Madeline Miller's website
This bio was last updated on 10/21/2016. We try to keep BookBrowse's biographies both up to date and accurate, but with many thousands of lives to keep track of it's a tough task. So, please help us - if the information about a particular author is out of date or inaccurate, and you know of a more complete source, please let us know. Authors: If you wish to make changes to your bio, send your complete biography as you would like it displayed so that we can replace the old with the new.
A brief note from the author, Madeline Miller, on The Song of Achilles
I have loved ancient Greece since I was five and my mother began reading me the Greek myths. I was enthralled: by the larger-than-life gods, the epic adventures, and most particularly by the stories of the Trojan War, with its noble and deeply flawed heroes. "Sing, goddess, of the terrible rage of Achilles," begins The Iliad. The words resonated in me, lingering long after my mother had closed the book and turned out the light.
Years later, when I became a student of Greek and Latin, I immediately sought out The Iliad. The poetry and language were gorgeous, the story even more compelling than I remembered. I spent a summer in Greece working on an archaeological dig, and my copy of the The Iliad came with me. There, wandering in olive groves and swimming in the beautiful Aegean, I began to think of how I, too, could sing of these ancient tales.

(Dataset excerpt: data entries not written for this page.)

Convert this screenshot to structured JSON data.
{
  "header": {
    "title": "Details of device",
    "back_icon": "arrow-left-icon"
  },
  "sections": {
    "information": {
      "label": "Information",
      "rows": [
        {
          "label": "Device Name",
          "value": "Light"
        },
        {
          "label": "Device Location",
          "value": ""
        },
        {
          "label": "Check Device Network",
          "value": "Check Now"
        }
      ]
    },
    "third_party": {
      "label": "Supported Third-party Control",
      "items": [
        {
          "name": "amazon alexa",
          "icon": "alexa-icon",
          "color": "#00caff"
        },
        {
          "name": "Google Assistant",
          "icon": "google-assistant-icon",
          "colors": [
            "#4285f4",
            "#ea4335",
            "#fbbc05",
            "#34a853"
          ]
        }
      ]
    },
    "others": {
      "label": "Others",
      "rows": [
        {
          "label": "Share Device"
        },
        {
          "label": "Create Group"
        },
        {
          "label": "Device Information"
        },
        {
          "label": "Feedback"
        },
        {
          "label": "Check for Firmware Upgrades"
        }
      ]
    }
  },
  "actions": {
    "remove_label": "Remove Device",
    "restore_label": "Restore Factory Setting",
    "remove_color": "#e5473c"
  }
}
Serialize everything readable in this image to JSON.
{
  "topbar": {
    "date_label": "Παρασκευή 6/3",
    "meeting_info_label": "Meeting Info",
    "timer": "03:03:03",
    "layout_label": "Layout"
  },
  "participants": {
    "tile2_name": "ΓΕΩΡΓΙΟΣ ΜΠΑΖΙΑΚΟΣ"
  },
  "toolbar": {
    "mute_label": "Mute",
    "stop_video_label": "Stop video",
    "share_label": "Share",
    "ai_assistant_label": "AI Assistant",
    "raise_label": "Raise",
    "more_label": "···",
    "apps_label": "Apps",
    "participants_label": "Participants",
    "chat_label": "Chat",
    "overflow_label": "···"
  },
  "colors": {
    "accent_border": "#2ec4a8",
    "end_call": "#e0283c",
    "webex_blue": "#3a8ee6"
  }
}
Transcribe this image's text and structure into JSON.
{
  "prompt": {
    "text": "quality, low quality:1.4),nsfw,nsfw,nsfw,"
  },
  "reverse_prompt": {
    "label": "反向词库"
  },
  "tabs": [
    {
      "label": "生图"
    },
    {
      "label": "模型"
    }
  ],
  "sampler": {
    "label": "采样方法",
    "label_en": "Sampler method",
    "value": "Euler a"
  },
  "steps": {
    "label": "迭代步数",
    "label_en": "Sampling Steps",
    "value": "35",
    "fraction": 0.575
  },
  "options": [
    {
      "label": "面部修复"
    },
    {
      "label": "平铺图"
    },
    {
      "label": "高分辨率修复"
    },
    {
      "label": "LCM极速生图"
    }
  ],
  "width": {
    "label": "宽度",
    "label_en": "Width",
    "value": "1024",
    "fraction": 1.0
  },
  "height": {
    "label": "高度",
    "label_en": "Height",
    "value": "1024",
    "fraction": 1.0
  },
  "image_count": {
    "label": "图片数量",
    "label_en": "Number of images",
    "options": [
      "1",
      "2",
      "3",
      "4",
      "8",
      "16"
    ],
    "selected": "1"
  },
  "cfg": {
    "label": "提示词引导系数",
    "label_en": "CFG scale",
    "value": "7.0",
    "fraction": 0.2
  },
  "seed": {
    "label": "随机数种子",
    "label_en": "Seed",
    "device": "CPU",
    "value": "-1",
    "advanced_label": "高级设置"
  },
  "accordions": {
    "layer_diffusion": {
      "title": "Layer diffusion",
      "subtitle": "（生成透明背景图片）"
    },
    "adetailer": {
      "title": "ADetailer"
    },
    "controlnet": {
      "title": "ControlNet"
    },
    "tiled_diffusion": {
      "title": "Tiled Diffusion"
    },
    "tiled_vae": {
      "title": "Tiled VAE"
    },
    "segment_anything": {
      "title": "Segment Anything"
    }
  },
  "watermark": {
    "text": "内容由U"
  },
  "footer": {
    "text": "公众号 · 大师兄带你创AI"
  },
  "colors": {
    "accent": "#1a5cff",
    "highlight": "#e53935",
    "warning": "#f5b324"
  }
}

I had always been especially moved by Achilles, and his desperate grief over the loss of his companion Patroclus. But who was Patroclus? I searched the ancient texts for every mention of his name, and discovered an amazing man: exile and outcast, loyal and self-sacrificing, compassionate in a world where ...
Discover your next great read here
Information is the currency of democracy
Click Here to find out who said this, as well as discovering other famous literary quotes!
Solve this clue:
and be entered to win..
Visitors can view some of BookBrowse for free. Full access is for members only.
Your guide toexceptional books
BookBrowse seeks out and recommends books that we believe to be best in class. Books that will whisk you to faraway places and times, that will expand your mind and challenge you -- the kinds of books you just can't wait to tell your friends about.